Migliore, Rossi-Lamastra, and Tagliaro studied, via a literature review, gender issues in workplaces. They conclude that “Within the broader context of Diversity, Equity and Inclusion (DE&I) matters, gender issues have attracted ample attention from scholars and policymakers. . . . The reviewed articles document a general convincement [conviction] shared by different scientific fields that the workspace affects women and men differently. The results show that space is a crucial element for enhancing gender equality in the workplace.”
Jimenez and colleagues found a link between exposure to green space and higher levels of cognitive functioning. They report that, using data from 13,594 women (mean age 61), they determined that “increasing green space was associated with higher scores of overall cognition and psychomotor speed/attention. In contrast, there was no association between green space and learning/working memory. . . . Green space can decelerate cognitive decline by supporting physical activity, psychological restoration, or reducing exposure to air pollution. . . .
Personality, gender, and professional training all have significant effects on how humans experience the physical world that surrounds them, how they process the information that flows from it into their brains. Neuroscience research makes it clear how design can support positive experiences for different personalities, genders, and types of professional expertise.
Researchers have identified fundamental differences in how men and women experience space.
Research completed by Shen, Zhang, and Lian indicates there may be some gender-related differences in the experience of wooden environments.
Gonzalez, Meyer, and Toldos identified links between gender and responses to online retail displays.
Research continues to detail the many, nuanced implications of seeing the color red.

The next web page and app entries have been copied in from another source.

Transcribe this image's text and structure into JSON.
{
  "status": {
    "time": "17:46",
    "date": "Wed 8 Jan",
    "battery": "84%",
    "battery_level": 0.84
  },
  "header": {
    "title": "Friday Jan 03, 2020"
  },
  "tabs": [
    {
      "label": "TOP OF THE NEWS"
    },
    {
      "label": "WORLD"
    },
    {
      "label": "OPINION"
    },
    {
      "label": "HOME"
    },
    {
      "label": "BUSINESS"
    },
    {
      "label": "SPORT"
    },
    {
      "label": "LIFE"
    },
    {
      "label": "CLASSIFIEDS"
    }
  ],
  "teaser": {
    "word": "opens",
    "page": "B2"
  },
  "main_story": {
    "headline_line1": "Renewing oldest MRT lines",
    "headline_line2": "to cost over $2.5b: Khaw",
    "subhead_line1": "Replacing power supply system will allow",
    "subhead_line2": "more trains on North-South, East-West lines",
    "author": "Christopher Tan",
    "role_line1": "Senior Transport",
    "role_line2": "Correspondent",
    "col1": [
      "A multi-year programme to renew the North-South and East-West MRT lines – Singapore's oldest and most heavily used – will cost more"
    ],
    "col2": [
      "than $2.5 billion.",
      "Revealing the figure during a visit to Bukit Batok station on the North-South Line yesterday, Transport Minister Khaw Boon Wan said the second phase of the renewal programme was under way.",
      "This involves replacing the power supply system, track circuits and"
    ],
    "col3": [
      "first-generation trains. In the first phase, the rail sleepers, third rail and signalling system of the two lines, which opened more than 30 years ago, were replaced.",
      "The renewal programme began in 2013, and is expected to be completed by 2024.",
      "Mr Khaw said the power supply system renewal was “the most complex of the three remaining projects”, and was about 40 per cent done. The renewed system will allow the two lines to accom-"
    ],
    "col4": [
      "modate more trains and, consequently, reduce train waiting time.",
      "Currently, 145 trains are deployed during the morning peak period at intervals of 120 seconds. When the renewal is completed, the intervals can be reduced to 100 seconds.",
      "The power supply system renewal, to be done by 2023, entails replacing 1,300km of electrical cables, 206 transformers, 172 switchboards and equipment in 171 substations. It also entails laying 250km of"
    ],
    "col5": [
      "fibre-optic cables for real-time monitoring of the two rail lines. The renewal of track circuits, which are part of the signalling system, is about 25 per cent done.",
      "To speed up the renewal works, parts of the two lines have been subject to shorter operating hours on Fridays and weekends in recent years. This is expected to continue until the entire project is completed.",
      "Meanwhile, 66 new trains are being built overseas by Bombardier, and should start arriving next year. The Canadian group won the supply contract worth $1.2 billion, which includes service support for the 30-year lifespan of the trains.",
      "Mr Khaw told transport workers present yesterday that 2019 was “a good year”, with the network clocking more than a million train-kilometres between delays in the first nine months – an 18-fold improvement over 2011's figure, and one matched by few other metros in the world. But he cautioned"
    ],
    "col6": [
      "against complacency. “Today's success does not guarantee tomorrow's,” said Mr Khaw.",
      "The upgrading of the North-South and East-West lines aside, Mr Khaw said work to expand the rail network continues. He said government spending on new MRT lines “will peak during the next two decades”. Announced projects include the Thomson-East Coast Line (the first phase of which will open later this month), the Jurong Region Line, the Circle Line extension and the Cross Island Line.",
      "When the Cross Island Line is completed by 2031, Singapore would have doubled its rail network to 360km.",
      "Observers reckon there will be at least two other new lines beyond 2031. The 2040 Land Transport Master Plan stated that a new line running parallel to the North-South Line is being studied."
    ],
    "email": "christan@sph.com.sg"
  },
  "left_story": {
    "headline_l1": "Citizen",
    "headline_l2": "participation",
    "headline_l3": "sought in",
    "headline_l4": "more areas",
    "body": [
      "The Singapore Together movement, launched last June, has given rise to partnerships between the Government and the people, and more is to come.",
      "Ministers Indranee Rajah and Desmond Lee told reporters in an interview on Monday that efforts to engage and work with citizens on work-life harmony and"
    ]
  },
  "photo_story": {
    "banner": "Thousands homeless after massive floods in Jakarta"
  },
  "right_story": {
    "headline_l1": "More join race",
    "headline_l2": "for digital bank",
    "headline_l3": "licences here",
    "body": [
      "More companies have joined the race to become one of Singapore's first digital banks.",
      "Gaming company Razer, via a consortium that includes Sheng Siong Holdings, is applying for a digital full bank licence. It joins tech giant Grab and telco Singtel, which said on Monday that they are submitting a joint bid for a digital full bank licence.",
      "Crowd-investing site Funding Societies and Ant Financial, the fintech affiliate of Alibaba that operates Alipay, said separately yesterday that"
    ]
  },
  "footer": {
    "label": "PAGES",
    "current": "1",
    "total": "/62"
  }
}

Business location key
Luxury goods sales influenced
Roozen investigated how views of a store influence decisions to enter it.